* Exercise: With nothing added or dropped, output every record below exactly.

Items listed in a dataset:
⟨

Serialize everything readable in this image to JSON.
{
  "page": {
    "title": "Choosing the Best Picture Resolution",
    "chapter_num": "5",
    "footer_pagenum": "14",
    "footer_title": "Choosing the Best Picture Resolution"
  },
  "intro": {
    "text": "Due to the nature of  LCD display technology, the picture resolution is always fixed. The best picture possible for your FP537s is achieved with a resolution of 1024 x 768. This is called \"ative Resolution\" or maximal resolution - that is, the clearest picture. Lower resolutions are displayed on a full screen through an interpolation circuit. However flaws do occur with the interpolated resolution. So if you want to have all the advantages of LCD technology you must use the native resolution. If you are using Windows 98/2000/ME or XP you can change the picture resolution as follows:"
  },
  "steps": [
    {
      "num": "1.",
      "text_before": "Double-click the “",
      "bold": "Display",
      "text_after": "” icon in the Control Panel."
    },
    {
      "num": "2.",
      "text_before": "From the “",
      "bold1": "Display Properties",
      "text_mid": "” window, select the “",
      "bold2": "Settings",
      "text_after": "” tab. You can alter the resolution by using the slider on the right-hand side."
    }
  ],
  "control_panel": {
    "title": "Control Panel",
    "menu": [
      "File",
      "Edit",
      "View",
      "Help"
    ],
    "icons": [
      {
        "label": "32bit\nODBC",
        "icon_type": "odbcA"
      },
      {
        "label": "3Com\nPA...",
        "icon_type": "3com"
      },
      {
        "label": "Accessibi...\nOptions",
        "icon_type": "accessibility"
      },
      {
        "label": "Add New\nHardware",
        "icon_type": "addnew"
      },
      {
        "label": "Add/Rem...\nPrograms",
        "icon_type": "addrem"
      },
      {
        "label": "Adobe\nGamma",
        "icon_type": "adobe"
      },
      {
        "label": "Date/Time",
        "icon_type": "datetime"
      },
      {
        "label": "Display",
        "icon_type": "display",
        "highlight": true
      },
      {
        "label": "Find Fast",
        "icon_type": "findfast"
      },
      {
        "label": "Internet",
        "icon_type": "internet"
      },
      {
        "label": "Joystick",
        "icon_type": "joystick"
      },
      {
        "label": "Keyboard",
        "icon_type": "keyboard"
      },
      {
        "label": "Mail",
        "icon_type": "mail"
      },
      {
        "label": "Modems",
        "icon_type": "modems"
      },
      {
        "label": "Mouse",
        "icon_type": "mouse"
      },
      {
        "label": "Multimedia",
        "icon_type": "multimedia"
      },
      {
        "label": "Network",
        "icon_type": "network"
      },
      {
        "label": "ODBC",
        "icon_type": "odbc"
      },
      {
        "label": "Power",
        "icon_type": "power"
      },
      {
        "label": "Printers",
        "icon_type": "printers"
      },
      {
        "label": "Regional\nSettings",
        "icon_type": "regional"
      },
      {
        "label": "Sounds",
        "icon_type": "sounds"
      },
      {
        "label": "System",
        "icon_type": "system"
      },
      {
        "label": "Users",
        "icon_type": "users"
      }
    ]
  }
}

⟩

* Reply to the exercise:
Serialize everything readable in this image to JSON.
{
  "page": {
    "title": "Choosing the Best Picture Resolution",
    "chapter_num": "5",
    "footer_pagenum": "14",
    "footer_title": "Choosing the Best Picture Resolution"
  },
  "intro": {
    "text": "Due to the nature of  LCD display technology, the picture resolution is always fixed. The best picture possible for your FP537s is achieved with a resolution of 1024 x 768. This is called \"ative Resolution\" or maximal resolution - that is, the clearest picture. Lower resolutions are displayed on a full screen through an interpolation circuit. However flaws do occur with the interpolated resolution. So if you want to have all the advantages of LCD technology you must use the native resolution. If you are using Windows 98/2000/ME or XP you can change the picture resolution as follows:"
  },
  "steps": [
    {
      "num": "1.",
      "text_before": "Double-click the “",
      "bold": "Display",
      "text_after": "” icon in the Control Panel."
    },
    {
      "num": "2.",
      "text_before": "From the “",
      "bold1": "Display Properties",
      "text_mid": "” window, select the “",
      "bold2": "Settings",
      "text_after": "” tab. You can alter the resolution by using the slider on the right-hand side."
    }
  ],
  "control_panel": {
    "title": "Control Panel",
    "menu": [
      "File",
      "Edit",
      "View",
      "Help"
    ],
    "icons": [
      {
        "label": "32bit\nODBC",
        "icon_type": "odbcA"
      },
      {
        "label": "3Com\nPA...",
        "icon_type": "3com"
      },
      {
        "label": "Accessibi...\nOptions",
        "icon_type": "accessibility"
      },
      {
        "label": "Add New\nHardware",
        "icon_type": "addnew"
      },
      {
        "label": "Add/Rem...\nPrograms",
        "icon_type": "addrem"
      },
      {
        "label": "Adobe\nGamma",
        "icon_type": "adobe"
      },
      {
        "label": "Date/Time",
        "icon_type": "datetime"
      },
      {
        "label": "Display",
        "icon_type": "display",
        "highlight": true
      },
      {
        "label": "Find Fast",
        "icon_type": "findfast"
      },
      {
        "label": "Internet",
        "icon_type": "internet"
      },
      {
        "label": "Joystick",
        "icon_type": "joystick"
      },
      {
        "label": "Keyboard",
        "icon_type": "keyboard"
      },
      {
        "label": "Mail",
        "icon_type": "mail"
      },
      {
        "label": "Modems",
        "icon_type": "modems"
      },
      {
        "label": "Mouse",
        "icon_type": "mouse"
      },
      {
        "label": "Multimedia",
        "icon_type": "multimedia"
      },
      {
        "label": "Network",
        "icon_type": "network"
      },
      {
        "label": "ODBC",
        "icon_type": "odbc"
      },
      {
        "label": "Power",
        "icon_type": "power"
      },
      {
        "label": "Printers",
        "icon_type": "printers"
      },
      {
        "label": "Regional\nSettings",
        "icon_type": "regional"
      },
      {
        "label": "Sounds",
        "icon_type": "sounds"
      },
      {
        "label": "System",
        "icon_type": "system"
      },
      {
        "label": "Users",
        "icon_type": "users"
      }
    ]
  }
}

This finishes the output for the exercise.